Over the summer when the seed market was hot and we were raising money pre Demo Day like gangbusters I seriously considered raising our Series A, or some kind of Series Seed style equity round. To feel out the situation, I spoke to some investors who had already put money into Referly and asked them what they needed to see from us in order to raise the equity round we were contemplating. I'll never forget this feedback, which I will paraphrase since I didn't write it down:
"The biggest problem we see with early stage companies coming out of YC, or really any program, is that they'll approach a year or two after they've graduated to raise a seed round. It's exciting to see they're still alive and pursuing their vision, but then we ask about the growth of the team and the ways they've been capturing the opportunity of the business in the time they've had... and discover everything is the same. The same 2 or 3 people, the exact same idea, very little growth around key metrics like engagement or revenue. So why should try raise a series A? What have they proved?"
Ride or Die
Sometimes I feel caught between two mindsets, one that encourages me to be a cockroach and survive no matter what and another that inspires me to overcome my fear of flying and take it to the next level circumstances be damned.
The biggest reason to charge ahead is that I don't want to waste a single moment of my life in denial, in deadlock, in zombie mode waiting for something I can't control change or expecting magic to happen. It goes beyond not wanting to. I simply can't, won't, would never give up precious days, weeks, months, years. And it's not that I don't have endurance for the schlep, but I can only summon that super-human power to fight for the right thing.
Referly Monthly Active Users
I bet if you showed this graph to investors many would tell you your startup is doing GRRRRRRREAT! For a blogging platform (where we'red headed next) this is awesome - for an affiliate referrals site this doesn't matter.

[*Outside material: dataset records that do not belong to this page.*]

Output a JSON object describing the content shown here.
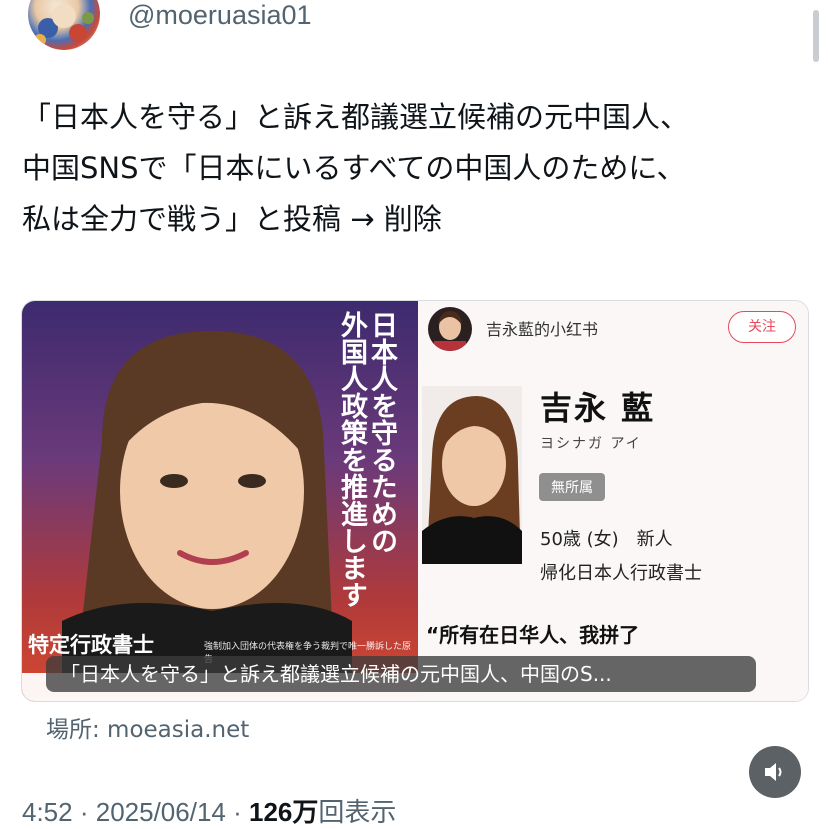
{
  "author": {
    "handle": "@moeruasia01"
  },
  "tweet": {
    "lines": [
      "「日本人を守る」と訴え都議選立候補の元中国人、",
      "中国SNSで「日本にいるすべての中国人のために、",
      "私は全力で戦う」と投稿 → 削除"
    ]
  },
  "card": {
    "poster": {
      "vertical_lines": [
        "日本人を守るための",
        "外国人政策を推進します"
      ],
      "title": "特定行政書士",
      "subtitle": "強制加入団体の代表権を争う裁判で唯一勝訴した原告"
    },
    "profile": {
      "account_name": "吉永藍的小红书",
      "follow_label": "关注",
      "name": "吉永 藍",
      "kana": "ヨシナガ アイ",
      "party": "無所属",
      "age_line": "50歳 (女)　新人",
      "job_line": "帰化日本人行政書士",
      "quote": "“所有在日华人、我拼了"
    },
    "caption": "「日本人を守る」と訴え都議選立候補の元中国人、中国のS..."
  },
  "source": {
    "label": "場所: moeasia.net"
  },
  "meta": {
    "time": "4:52",
    "date": "2025/06/14",
    "views_count": "126万",
    "views_label": "回表示"
  },
  "icons": {
    "mute": "speaker-muted-icon"
  }
}
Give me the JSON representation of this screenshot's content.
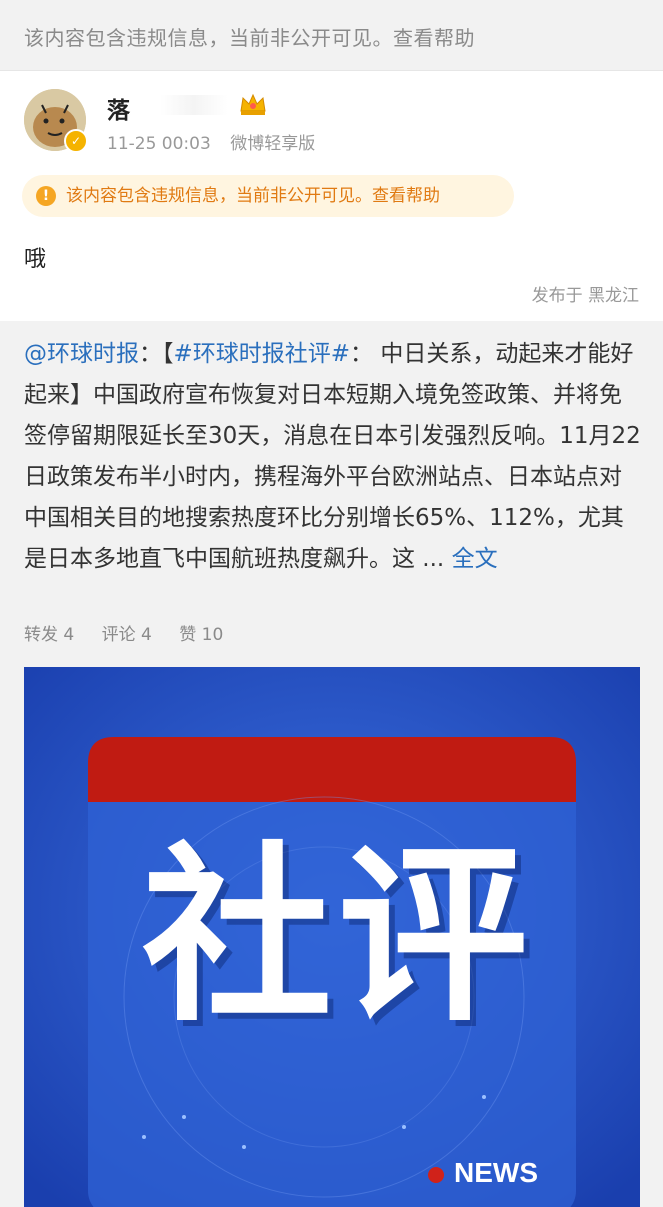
{
  "banner": {
    "text": "该内容包含违规信息，当前非公开可见。查看帮助"
  },
  "post": {
    "username": "落",
    "timestamp": "11-25 00:03",
    "source": "微博轻享版",
    "notice": "该内容包含违规信息，当前非公开可见。查看帮助",
    "text": "哦",
    "location": "发布于 黑龙江"
  },
  "repost": {
    "mention": "@环球时报",
    "colon": "：【",
    "hashtag": "#环球时报社评#",
    "body": "： 中日关系，动起来才能好起来】中国政府宣布恢复对日本短期入境免签政策、并将免签停留期限延长至30天，消息在日本引发强烈反响。11月22日政策发布半小时内，携程海外平台欧洲站点、日本站点对中国相关目的地搜索热度环比分别增长65%、112%，尤其是日本多地直飞中国航班热度飙升。这 ...",
    "more": "全文",
    "actions": {
      "repost": "转发 4",
      "comment": "评论 4",
      "like": "赞 10"
    },
    "image": {
      "headline": "社评",
      "label": "NEWS"
    }
  },
  "colors": {
    "link": "#2a6fbd",
    "notice": "#e07a12",
    "image_blue": "#1d47b8",
    "image_red": "#c01b12"
  }
}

It's all about revenue, and it wasn't climbing at a commensurate pace.
Is Your Startup a Zombie
How do you know if you startup is falling into this trap? Here are some hints:

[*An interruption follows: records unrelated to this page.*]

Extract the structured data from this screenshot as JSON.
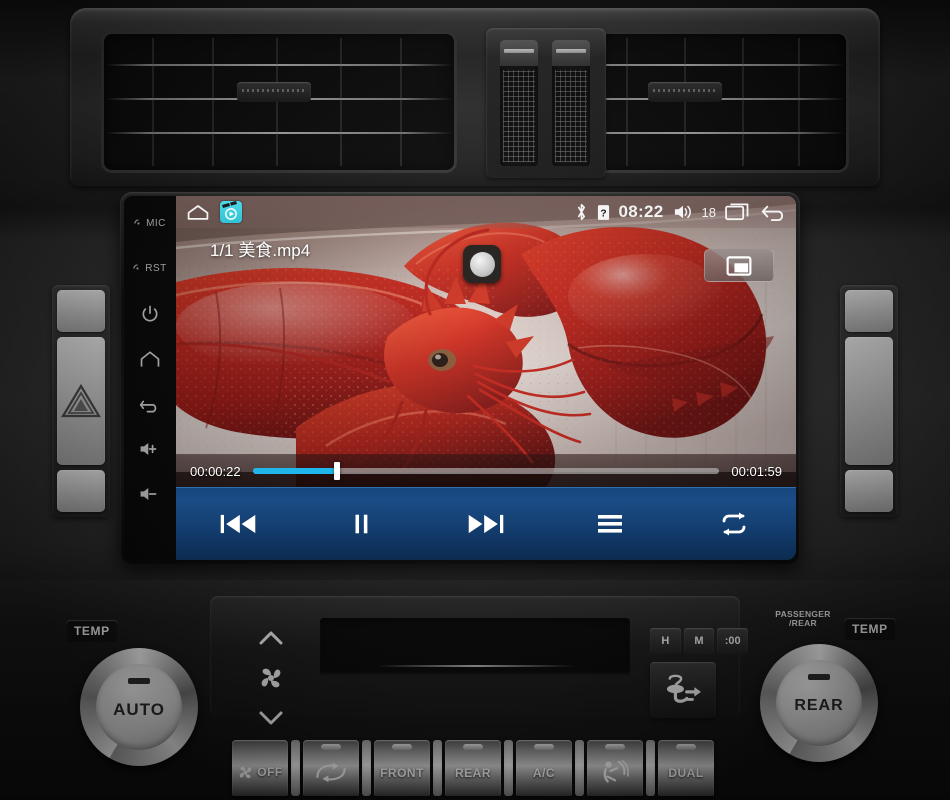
{
  "device": {
    "type": "car-head-unit",
    "hardware_keys": [
      {
        "name": "mic",
        "label": "MIC"
      },
      {
        "name": "reset",
        "label": "RST"
      },
      {
        "name": "power",
        "label": ""
      },
      {
        "name": "home",
        "label": ""
      },
      {
        "name": "back",
        "label": ""
      },
      {
        "name": "volume-up",
        "label": "+"
      },
      {
        "name": "volume-down",
        "label": "-"
      }
    ]
  },
  "statusbar": {
    "home_icon": "home-outline-icon",
    "app_icon": "video-app-icon",
    "bluetooth_icon": "bluetooth-icon",
    "sim_icon": "sim-card-icon",
    "time": "08:22",
    "volume_icon": "volume-icon",
    "volume_level": "18",
    "recents_icon": "recent-apps-icon",
    "back_icon": "back-arrow-icon"
  },
  "player": {
    "title": "1/1 美食.mp4",
    "pip_label": "",
    "pip_icon": "picture-in-picture-icon",
    "current_time": "00:00:22",
    "total_time": "00:01:59",
    "progress_percent": 18,
    "accent_color": "#1fb6ec",
    "controlbar_color": "#16477f",
    "controls": [
      {
        "name": "previous-button",
        "icon": "skip-previous-icon",
        "label": ""
      },
      {
        "name": "pause-button",
        "icon": "pause-icon",
        "label": ""
      },
      {
        "name": "next-button",
        "icon": "skip-next-icon",
        "label": ""
      },
      {
        "name": "playlist-button",
        "icon": "playlist-icon",
        "label": ""
      },
      {
        "name": "repeat-button",
        "icon": "repeat-icon",
        "label": ""
      }
    ]
  },
  "hvac": {
    "left_temp_tag": "TEMP",
    "right_temp_tag": "TEMP",
    "passenger_rear_tag": "PASSENGER\n/REAR",
    "left_knob_label": "AUTO",
    "right_knob_label": "REAR",
    "clock_buttons": [
      "H",
      "M",
      ":00"
    ],
    "strip_buttons": [
      {
        "name": "fan-off-button",
        "label": "OFF",
        "icon": "fan-icon"
      },
      {
        "name": "recirculation-button",
        "label": "",
        "icon": "recirculate-icon"
      },
      {
        "name": "front-defrost-button",
        "label": "FRONT",
        "icon": ""
      },
      {
        "name": "rear-defrost-button",
        "label": "REAR",
        "icon": ""
      },
      {
        "name": "ac-button",
        "label": "A/C",
        "icon": ""
      },
      {
        "name": "mode-button",
        "label": "",
        "icon": "airflow-mode-icon"
      },
      {
        "name": "dual-button",
        "label": "DUAL",
        "icon": ""
      }
    ],
    "fan_up_icon": "chevron-up-icon",
    "fan_icon": "fan-icon",
    "fan_down_icon": "chevron-down-icon",
    "vent_mode_icon": "defrost-airflow-icon"
  },
  "dashboard": {
    "hazard_icon": "hazard-triangle-icon",
    "left_vent": "air-vent-left",
    "right_vent": "air-vent-right",
    "camera_lens": "camera-lens"
  }
}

You don't want to get out of bed in the morning
You don't want to go out in public for fear you'll have to explain what you do

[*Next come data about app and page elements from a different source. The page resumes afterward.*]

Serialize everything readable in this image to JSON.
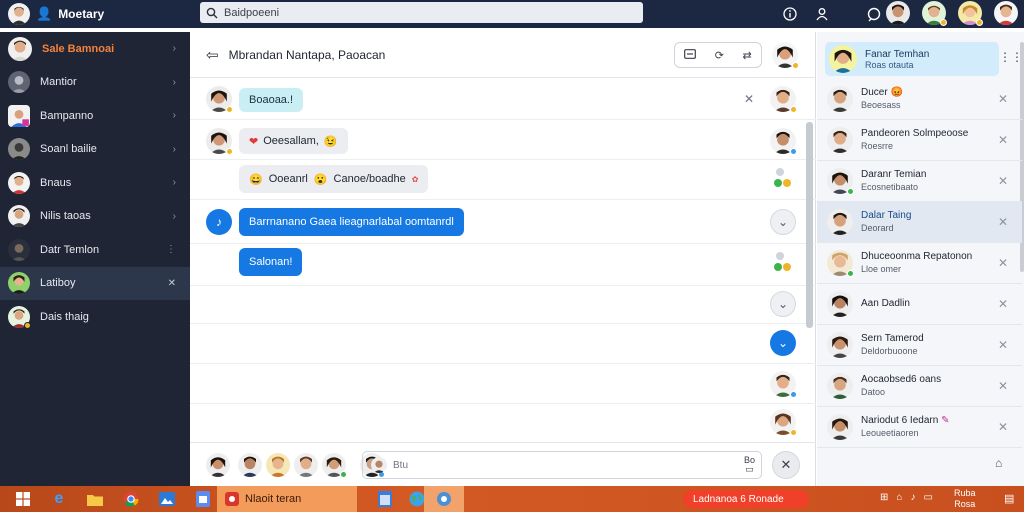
{
  "app": {
    "title": "Moetary"
  },
  "search": {
    "placeholder": "Baidpoeeni"
  },
  "sidebar": {
    "items": [
      {
        "label": "Sale Bamnoai",
        "icon": "chevron-right-icon"
      },
      {
        "label": "Mantior",
        "icon": "chevron-right-icon"
      },
      {
        "label": "Bampanno",
        "icon": "chevron-right-icon"
      },
      {
        "label": "Soanl bailie",
        "icon": "chevron-right-icon"
      },
      {
        "label": "Bnaus",
        "icon": "chevron-right-icon"
      },
      {
        "label": "Nilis taoas",
        "icon": "chevron-right-icon"
      },
      {
        "label": "Datr Temlon",
        "icon": "more-vertical-icon"
      },
      {
        "label": "Latiboy",
        "icon": "close-icon"
      },
      {
        "label": "Dais thaig",
        "icon": ""
      }
    ]
  },
  "chat": {
    "title": "Mbrandan Nantapa, Paoacan",
    "header_tools": [
      "window-icon",
      "refresh-icon",
      "share-icon"
    ],
    "messages": [
      {
        "text": "Boaoaa.!",
        "style": "cyan"
      },
      {
        "text": "Oeesallam,",
        "emoji_before": "❤",
        "emoji_after": "😉",
        "style": "gray"
      },
      {
        "text": "Ooeanrl",
        "emoji_before": "😄",
        "extra": "Canoe/boadhe",
        "style": "gray"
      },
      {
        "text": "Barrnanano Gaea lieagnarlabal oomtanrdl",
        "style": "blue"
      },
      {
        "text": "Salonan!",
        "style": "blue"
      }
    ],
    "composer_placeholder": "Btu",
    "composer_hint": "Bo"
  },
  "right_panel": {
    "header": {
      "name": "Fanar Temhan",
      "sub": "Roas otauta"
    },
    "contacts": [
      {
        "name": "Ducer",
        "status": "Beoesass"
      },
      {
        "name": "Pandeoren Solmpeoose",
        "status": "Roesrre"
      },
      {
        "name": "Daranr Temian",
        "status": "Ecosnetibaato"
      },
      {
        "name": "Dalar Taing",
        "status": "Deorard"
      },
      {
        "name": "Dhuceoonma Repatonon",
        "status": "Lloe omer"
      },
      {
        "name": "Aan Dadlin",
        "status": ""
      },
      {
        "name": "Sern Tamerod",
        "status": "Deldorbuoone"
      },
      {
        "name": "Aocaobsed6 oans",
        "status": "Datoo"
      },
      {
        "name": "Nariodut 6 Iedarn",
        "status": "Leoueetiaoren"
      }
    ]
  },
  "taskbar": {
    "active_task": "Nlaoit teran",
    "notice": "Ladnanoa 6 Ronade",
    "clock_time": "Ruba",
    "clock_date": "Rosa"
  },
  "colors": {
    "topbar": "#1c2842",
    "sidebar": "#1f2535",
    "accent_blue": "#1679e3",
    "accent_orange": "#f3823a",
    "taskbar": "#c8501f"
  }
}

You haven't hit 10% week-over-week growth on any meaningful metric (revenue, active users, etc)
You're working on the same idea after 12+ months and still haven't launched
You've launched a consumer service and have less than 2% week-over-week growth in signups
You've launched an enterprise service and have less than 2% week-over-week growth in revenue pipeline
You are the CEO and hole yourself up in the offices so you don't have to talk to employees and can read TechCrunch
You've hired consultants to figure out revenue, culture, or product in a company of less than 10 people
You're at SXSW right now reading this post and trying not to cry
Update: I'm not saying you need to hit 10% growth every week, but you should have hit it at some point like launch or some other PR event.
Turning Things Around
Does any of this sound familiar? If so, don't panic - you can fix this. The first thing you need to do is acknowledge the reality of your situation. From there, figuring out what to do next is a lot harder and a very personal and contextual decision, but you should embrace it with vigor. Don't waste single moment of your life, or the time of those on your team, to begin plotting the next step. Paralyzed? Yeah, I know that feeling. Just plow through it, there really is no other solution. Along the way you may consume dozen of beers/shots with good friends over long circular discussions they tolerate because they love you. Do that, and then get back to work.
I'm not an expert at figuring out what to do next, I mean I just changed course on an idea that took me 3 years to start and another year to prove didn't work. But whatever... the point is that no one is going to tell you that your company is a zombie. Except me. Don't waste your 20s, or 30s, or 40s being a zombie.
Worst Case Scenario
Flame out hard. That's my only backup plan, because doing the silent fail is for boring. Failing is failing - do it up right!
Zombie -- Photo Credit: jamesrdoe on Flickr